To fill out The Gilded Age’s immense supporting cast, the casting directors brought in a wide pool and had each read for a variety of parts. “It allowed us to try different people for roles upstairs and downstairs,” Telsey says. “Usually you’re hiring for one role and reading six people. We were hiring for 12 roles and they were all in the lobby together.” Telsey and Caldwell assembled the ensemble like a very complex jigsaw puzzle: For the various society women, including Kelli O’Hara’s conservative Aurora Fane and Donna Murphy’s domineering Mrs. Astor, they had to consider how all the actors might play in a scene across from each other. “It was so fun to talk it through with Julian and go, ‘If this is where we are in interested in Donna, how does that play out for your storylines?’” Caldwell says. “There are so many women on the show, and we really wanted to define them.” Some actors came in for one type of role and ended up elsewhere. “It was rewarding to go, ‘We’d like you to meet Celia Keenan-Bolger, whether or not she’s right for this part,” Caldwell says, “and then have Julian go, ‘But wait, I’m thinking about the head housekeeper, so I’m going to write that for her now.’ That part wasn’t in the original scripts.”

Other decisions came down to chemistry between pairs. Denée Benton (who’d starred onstage in Natasha, Pierre & the Great Comet of 1812 and Hamilton) was the first name Caldwell considered for the role of Peggy, but her chemistry reads with Lousia Jacobson, whom Telsey and Caldwell knew from her work for them as reader at the Williamstown Theater Festival, sealed the deal. (Surprisingly, Carrie Coon and Morgan Spector, who play sexy industrialists, didn’t do chemistry tests — “That’s just them being fantastic actors,” says Caldwell.) Peggy’s mother is played by six-time Tony winner Audra McDonald, who is, according to Telsey and Caldwell, at the top of every casting wish list. Initially, they had to schedule around McDonald’s work in The Good Fight and the character hadn’t yet been fully expanded into the version eventually shot, but McDonald was interested in Dorothy’s trajectory. “She loved the idea, and loved where the story was going,” Caldwell says.

Even if a part initially seems small, it may pay off further down the line. Telsey points out that Michael Cerveris’s part, the valet Mr. Watson, would initially appear to be a one-day guest-player role, until the first season’s finale reveals he’s hiding a secret. “That gave us permission to get a leading player for that,” Telsey says.
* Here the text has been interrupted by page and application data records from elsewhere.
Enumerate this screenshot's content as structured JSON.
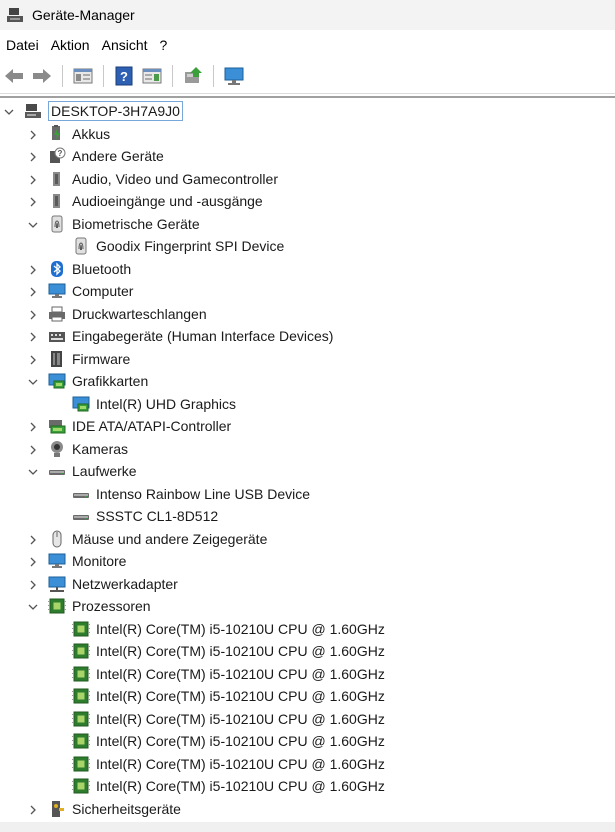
{
  "window": {
    "title": "Geräte-Manager"
  },
  "menu": [
    "Datei",
    "Aktion",
    "Ansicht",
    "?"
  ],
  "toolbar": [
    "back-icon",
    "forward-icon",
    "properties-icon",
    "help-icon",
    "view-icon",
    "update-driver-icon",
    "monitor-icon"
  ],
  "tree": {
    "root": "DESKTOP-3H7A9J0",
    "items": [
      {
        "label": "Akkus",
        "icon": "battery-icon",
        "expanded": false
      },
      {
        "label": "Andere Geräte",
        "icon": "unknown-device-icon",
        "expanded": false
      },
      {
        "label": "Audio, Video und Gamecontroller",
        "icon": "speaker-icon",
        "expanded": false
      },
      {
        "label": "Audioeingänge und -ausgänge",
        "icon": "speaker-icon",
        "expanded": false
      },
      {
        "label": "Biometrische Geräte",
        "icon": "fingerprint-icon",
        "expanded": true,
        "children": [
          {
            "label": "Goodix Fingerprint SPI Device",
            "icon": "fingerprint-icon"
          }
        ]
      },
      {
        "label": "Bluetooth",
        "icon": "bluetooth-icon",
        "expanded": false
      },
      {
        "label": "Computer",
        "icon": "computer-icon",
        "expanded": false
      },
      {
        "label": "Druckwarteschlangen",
        "icon": "printer-icon",
        "expanded": false
      },
      {
        "label": "Eingabegeräte (Human Interface Devices)",
        "icon": "hid-icon",
        "expanded": false
      },
      {
        "label": "Firmware",
        "icon": "firmware-icon",
        "expanded": false
      },
      {
        "label": "Grafikkarten",
        "icon": "display-adapter-icon",
        "expanded": true,
        "children": [
          {
            "label": "Intel(R) UHD Graphics",
            "icon": "display-adapter-icon"
          }
        ]
      },
      {
        "label": "IDE ATA/ATAPI-Controller",
        "icon": "ide-icon",
        "expanded": false
      },
      {
        "label": "Kameras",
        "icon": "camera-icon",
        "expanded": false
      },
      {
        "label": "Laufwerke",
        "icon": "drive-icon",
        "expanded": true,
        "children": [
          {
            "label": "Intenso Rainbow Line USB Device",
            "icon": "drive-icon"
          },
          {
            "label": "SSSTC CL1-8D512",
            "icon": "drive-icon"
          }
        ]
      },
      {
        "label": "Mäuse und andere Zeigegeräte",
        "icon": "mouse-icon",
        "expanded": false
      },
      {
        "label": "Monitore",
        "icon": "monitor-icon",
        "expanded": false
      },
      {
        "label": "Netzwerkadapter",
        "icon": "network-icon",
        "expanded": false
      },
      {
        "label": "Prozessoren",
        "icon": "cpu-icon",
        "expanded": true,
        "children": [
          {
            "label": "Intel(R) Core(TM) i5-10210U CPU @ 1.60GHz",
            "icon": "cpu-icon"
          },
          {
            "label": "Intel(R) Core(TM) i5-10210U CPU @ 1.60GHz",
            "icon": "cpu-icon"
          },
          {
            "label": "Intel(R) Core(TM) i5-10210U CPU @ 1.60GHz",
            "icon": "cpu-icon"
          },
          {
            "label": "Intel(R) Core(TM) i5-10210U CPU @ 1.60GHz",
            "icon": "cpu-icon"
          },
          {
            "label": "Intel(R) Core(TM) i5-10210U CPU @ 1.60GHz",
            "icon": "cpu-icon"
          },
          {
            "label": "Intel(R) Core(TM) i5-10210U CPU @ 1.60GHz",
            "icon": "cpu-icon"
          },
          {
            "label": "Intel(R) Core(TM) i5-10210U CPU @ 1.60GHz",
            "icon": "cpu-icon"
          },
          {
            "label": "Intel(R) Core(TM) i5-10210U CPU @ 1.60GHz",
            "icon": "cpu-icon"
          }
        ]
      },
      {
        "label": "Sicherheitsgeräte",
        "icon": "security-icon",
        "expanded": false
      }
    ]
  }
}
As the show advances into the second season, you’ll meet many more familiar theater people. There’s Laura Benanti — you might ask, “How was she not on the Gilded Age already?” to which, “Exactly,” says Telsey. Robert Sean Leonard plays a love interest for Ada; he had a friendship with Nixon after the two did a play together. Theater slash TV stalwarts Amber Gray and Jeremy Shamos also make appearances. You’ll see expanded roles for some season one ensemble players as well, a decision that came out of Fellowes writing more for these actors to do.

The fact that The Gilded Age shifts plot among its ensemble relieves some of the pressure scheduling wise. “It was like casting a repertory company,” Telsey says. Actors might be scheduled for fewer shoot days and have time to do other projects in New York, like plays or musicals, and then later on, they’ll get more involved storylines, or vice versa. It’s also a game for the audience, as Telsey and Caldwell point out: If you recognize a familiar, renowned face at those Gilded Age parties, odds are they might get more to do soon. “It’s become a running joke with every play that Adam and I work on,” Telsey says, “Actors’ agents will call and say, ‘They want an out in case they get The Gilded Age.’ I’m like, ‘But they’re not in The Gilded Age,’ and they’ll go, ‘But you’re going to bring them in, right?’ I’ve never worked on a show where we get so many calls from people wanting to be on it.”

The Gilded Age Summons Broadway to Fifth Avenue